He couldn’t believe it. He said that with the exception of one other church member, he hasn’t seen anyone use the front door in months. He didn’t think they let anyone in without prior arrangement. He told me that he’s actually friends with Shirley Phelps, who is rather friendly when not talking about her ministry. He asked me who was leading the service, and I confirmed that it was Fred Phelps.
“No one has seen him in 18 months,” he said. Apparently some people thought he was dead.
There were a lot of reasons I wanted to visit the WBC. I wanted to see America, the good and the bad. I wanted to find a human side to an organization that seemed to lack humanity. I wanted to do something that scared me. I wanted to understand something I couldn’t understand.
But I don’t understand. I heard about them on the news and I thought their were bigots. They came to protest in Seattle and I thought they were opportunists. I watched “The Most Hated Family in America” and I thought they were abuse victims. I watched their own documentary, “Hatemongers,” and I thought they were a mirror to the horrors that we are all capable of committing.
And then I went to their church, and I thought nothing at all. Because in their own space, when they are not being watched, when they are not trying to preach, when they are just with each other, they are unspeakably ordinary. Imagine growing up there, with a big backyard in Kansas. Your family is nice, your neighbors are nice. But the outside world hates you. You peach the religion you’re taught, and people yell at you. You’re told the world is full of violent, hateful, sinful, people, and they swear at you. You put words on your signs – words that mean next to nothing as far as you’re concerned – and people throw things at you. Fred Phelps teaches you his gospel, but the rest of the world convinces you he is right.

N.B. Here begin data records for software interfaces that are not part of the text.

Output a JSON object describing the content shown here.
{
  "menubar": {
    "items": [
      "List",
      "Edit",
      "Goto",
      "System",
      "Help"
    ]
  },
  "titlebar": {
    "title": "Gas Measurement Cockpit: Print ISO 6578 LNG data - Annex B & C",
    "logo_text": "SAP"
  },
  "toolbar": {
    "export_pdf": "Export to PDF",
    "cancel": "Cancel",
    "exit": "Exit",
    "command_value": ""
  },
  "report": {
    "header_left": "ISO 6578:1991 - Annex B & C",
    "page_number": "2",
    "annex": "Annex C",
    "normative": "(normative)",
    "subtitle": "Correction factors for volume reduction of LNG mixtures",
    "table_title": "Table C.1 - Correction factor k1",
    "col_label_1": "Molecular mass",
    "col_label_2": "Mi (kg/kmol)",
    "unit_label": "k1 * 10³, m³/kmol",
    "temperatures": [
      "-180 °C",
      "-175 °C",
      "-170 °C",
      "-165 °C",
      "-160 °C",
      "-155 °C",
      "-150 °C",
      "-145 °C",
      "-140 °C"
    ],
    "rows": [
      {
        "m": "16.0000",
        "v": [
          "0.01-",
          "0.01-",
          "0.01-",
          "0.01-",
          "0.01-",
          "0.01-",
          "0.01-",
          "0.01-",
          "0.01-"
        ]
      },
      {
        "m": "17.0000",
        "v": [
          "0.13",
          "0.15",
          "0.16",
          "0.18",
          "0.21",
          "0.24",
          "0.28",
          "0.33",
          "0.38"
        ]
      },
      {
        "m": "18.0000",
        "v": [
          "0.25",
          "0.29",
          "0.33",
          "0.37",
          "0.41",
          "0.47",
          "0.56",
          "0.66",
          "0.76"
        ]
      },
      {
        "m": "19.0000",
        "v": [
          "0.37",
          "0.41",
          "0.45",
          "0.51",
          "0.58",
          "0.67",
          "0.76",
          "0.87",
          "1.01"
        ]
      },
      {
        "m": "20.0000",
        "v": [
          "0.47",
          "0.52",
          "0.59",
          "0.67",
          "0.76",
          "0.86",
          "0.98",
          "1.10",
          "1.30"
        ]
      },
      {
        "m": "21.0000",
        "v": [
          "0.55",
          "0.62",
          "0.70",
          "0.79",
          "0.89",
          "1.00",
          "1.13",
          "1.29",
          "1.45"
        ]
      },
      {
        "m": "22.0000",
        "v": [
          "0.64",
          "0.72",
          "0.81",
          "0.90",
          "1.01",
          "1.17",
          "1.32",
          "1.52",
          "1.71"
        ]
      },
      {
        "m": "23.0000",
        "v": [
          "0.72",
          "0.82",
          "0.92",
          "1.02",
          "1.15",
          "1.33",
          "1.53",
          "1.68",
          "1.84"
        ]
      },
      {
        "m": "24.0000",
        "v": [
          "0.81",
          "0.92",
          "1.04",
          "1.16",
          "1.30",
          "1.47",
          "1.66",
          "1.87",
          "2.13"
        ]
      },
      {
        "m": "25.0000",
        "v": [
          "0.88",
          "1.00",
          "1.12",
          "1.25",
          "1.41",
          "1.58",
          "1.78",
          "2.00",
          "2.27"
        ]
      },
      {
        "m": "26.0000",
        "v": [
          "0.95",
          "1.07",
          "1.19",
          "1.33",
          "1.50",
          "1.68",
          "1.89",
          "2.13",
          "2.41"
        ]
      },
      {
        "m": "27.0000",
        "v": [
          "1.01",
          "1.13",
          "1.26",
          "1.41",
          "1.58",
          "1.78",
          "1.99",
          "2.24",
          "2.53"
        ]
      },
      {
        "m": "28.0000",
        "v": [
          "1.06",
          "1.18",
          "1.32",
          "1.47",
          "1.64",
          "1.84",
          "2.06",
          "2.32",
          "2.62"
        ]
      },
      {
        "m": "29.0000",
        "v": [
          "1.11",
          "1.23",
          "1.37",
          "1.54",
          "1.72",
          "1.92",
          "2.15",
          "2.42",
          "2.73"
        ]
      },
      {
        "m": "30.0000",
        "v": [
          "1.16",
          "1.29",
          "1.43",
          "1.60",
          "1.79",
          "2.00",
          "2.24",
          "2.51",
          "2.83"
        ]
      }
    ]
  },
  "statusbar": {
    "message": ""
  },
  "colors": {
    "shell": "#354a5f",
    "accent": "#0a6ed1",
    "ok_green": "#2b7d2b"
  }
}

We don’t want to admit it, but there is absolutely nothing we can do to stop the Westboro Baptist Church. We can try to limit their annoyance by labeling them a hate group or making it harder for them to protest, but that won’t stop them and it won’t stop the words that bother us so much. The attention gives them fuel. But there is good news. Ultimately, the WBC has based their faith on the belief that we are near the end of days. And the problem with apocalypse groups is that eventually they have to admit that the apocalypse never came. It has happened to every single doomsday group thus far, and it will happen to the WBC. Before long, Fred Phelps will die, and further prove that the assertions that death is punishment for unrighteousness and that Fred Phelps is a prophet of God cannot both be true. Like all old ideas, the young people will begin to question, and the old ways will start to lose their hold. Certainty is incredibly appealing, and it will be hard to let go of, but I believe they can and will do it.
There is nothing we can do, and that is the hardest course of action we can possibly take. To stand back while they spew such hateful words. To allow them to continue to indoctrinate their children. To ignore the protests at the funerals of solders. It is so difficult it hurts. But it is the only way.
It’s not a new idea. In fact, it’s a very, very, old one. It’s an idea once suggested by the very man the WBC purports to follow. Do not fight hate with hate. Do not give violence to violence. The Westboro Baptist Church will sue you for your shirt. Give them your coat, also.
And with time, and only time, they too will fade away.